mySAP Ensures Smooth Business Flow for 4,000-Strong Dairy Co-operative

New system equips Murray Goulburn for growth in the global dairy industry

Sydney, AustraliaWhat begun as a small group of 14 dairy farmers in the Murray River town of Cobram in 1950 is now Australia’s largest dairy co-operative with over 4,000 members.

Murray Goulburn Co-operative Company, which accounts for more than 30 per cent of Australia’s total milk production, has been registering double digit growth figures for the past several years.

In anticipation of further growth both in the domestic and international dairy market, Murray Goulburn had made the strategic decision to invest in a new enterprise resource planning system using mySAP.com suite of business solutions.

“We reviewed our existing IT infrastructure two years ago and it became obvious that we needed to update our then existing IT landscape to make sure that the expected business growth will be efficiently supported by IT in the future,” said Richard Zimak, business project manager at Murray Goulburn.

“Also, we’ve realised that to be able to cater for further growth we need to replace some of our legacy systems with one integrated enterprise solution package.”

Murray Goulburn went to the market in search of the best enterprise system that would address its needs for current operations and future growth. The tender process involved talking to more than 10 vendors including the major players such as SAP, JD Edwards, QAD, Intentia and PeopleSoft.

“We chose SAP because we wanted to work with a company that has a proven and good track record, good credentials, industry leadership and reliable customer support.” said Richard Zimak talking about the main criteria applied in the vendor selection process.

Murray Goulburn went live with the first phase of its multi-phase mySAP implementation in March 2002. The co-operative chose this phased approach as a long-term growth strategy and not merely as a cost cutting exercise or a temporary solution to its growing needs on IT support.

The completed first phase saw Murray Goulburn running on a new Financial and Procurement system that handles more than $300 million worth of purchases every year.

“This used to be one of our major headaches as we had a mix of manual and semi-manual systems in purchasing which were not integrated with our financial system,” said Russell Gardiner, the Group Purchasing Manager at Murray Goulburn.

“We now have a centralised control of our transactions with suppliers using the procurement system.
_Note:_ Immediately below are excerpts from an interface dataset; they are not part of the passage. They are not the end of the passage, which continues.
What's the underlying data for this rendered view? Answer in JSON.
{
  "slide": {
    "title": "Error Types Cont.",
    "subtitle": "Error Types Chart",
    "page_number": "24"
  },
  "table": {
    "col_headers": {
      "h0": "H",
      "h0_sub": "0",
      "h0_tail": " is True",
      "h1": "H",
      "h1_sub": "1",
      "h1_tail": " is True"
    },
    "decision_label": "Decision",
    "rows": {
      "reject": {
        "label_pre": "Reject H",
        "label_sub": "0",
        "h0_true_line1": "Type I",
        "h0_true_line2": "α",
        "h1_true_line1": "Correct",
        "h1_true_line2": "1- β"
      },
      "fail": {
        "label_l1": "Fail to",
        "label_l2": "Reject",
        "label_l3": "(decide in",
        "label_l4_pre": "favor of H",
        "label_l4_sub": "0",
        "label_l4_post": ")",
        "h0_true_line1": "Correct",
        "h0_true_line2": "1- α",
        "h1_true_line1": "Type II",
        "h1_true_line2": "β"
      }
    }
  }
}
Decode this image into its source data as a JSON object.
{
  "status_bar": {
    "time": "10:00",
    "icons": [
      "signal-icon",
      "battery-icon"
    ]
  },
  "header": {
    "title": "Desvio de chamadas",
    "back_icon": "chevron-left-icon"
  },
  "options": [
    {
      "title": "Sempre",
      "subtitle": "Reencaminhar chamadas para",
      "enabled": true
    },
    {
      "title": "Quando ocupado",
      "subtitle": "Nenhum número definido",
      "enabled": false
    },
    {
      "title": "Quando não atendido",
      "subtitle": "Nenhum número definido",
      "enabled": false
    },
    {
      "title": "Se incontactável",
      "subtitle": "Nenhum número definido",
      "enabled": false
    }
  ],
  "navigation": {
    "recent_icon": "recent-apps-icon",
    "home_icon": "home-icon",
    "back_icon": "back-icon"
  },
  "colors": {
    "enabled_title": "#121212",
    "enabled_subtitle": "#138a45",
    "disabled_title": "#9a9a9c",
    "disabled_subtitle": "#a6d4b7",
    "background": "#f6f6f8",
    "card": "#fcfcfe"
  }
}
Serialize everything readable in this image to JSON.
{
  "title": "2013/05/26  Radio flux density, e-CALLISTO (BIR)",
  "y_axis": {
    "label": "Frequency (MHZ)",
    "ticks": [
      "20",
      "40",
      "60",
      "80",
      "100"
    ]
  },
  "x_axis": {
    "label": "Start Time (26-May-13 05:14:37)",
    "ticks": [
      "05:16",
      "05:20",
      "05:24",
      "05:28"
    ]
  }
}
This has made it possible to eliminate instances of over payment or payment for goods not received which was not guaranteed before.”

The mySAP system ensured a seamless integration of all the processes in financials and procurement of raw materials.

“With a substantial purchasing budget and a big network of suppliers, we have to make sure that every dollar we spend counts. The mySAP system has enabled us to do that,” said Gardiner.

The new system also created a level playing field and put Murray Goulburn in a better position when negotiating new contracts with their suppliers.

“Due to the new purchasing system, we’re now in a better position to negotiate prices, rebates or discounts with our suppliers. Consolidation of our contracts improved our negotiation structures and reduced our overhead processes. We were limited in this area before as the old systems were not integrated and could not deliver the necessary information to make appropriate decisions,” said Gardiner about other benefits.

With the success and acceptance of the new system, Murray Goulburn is now preparing for phase two of the project that will include manufacturing, sales & distribution, and inventory management of finished goods.

“We’re looking at SAP as the backbone of our entire IT strategy for the coming years. We’ve seen the immediate benefits and capabilities of this new system and more is to come as we’re confident that we will reap more gains once all the components are in place and all benefits of the integrated package are realised” said Zimak.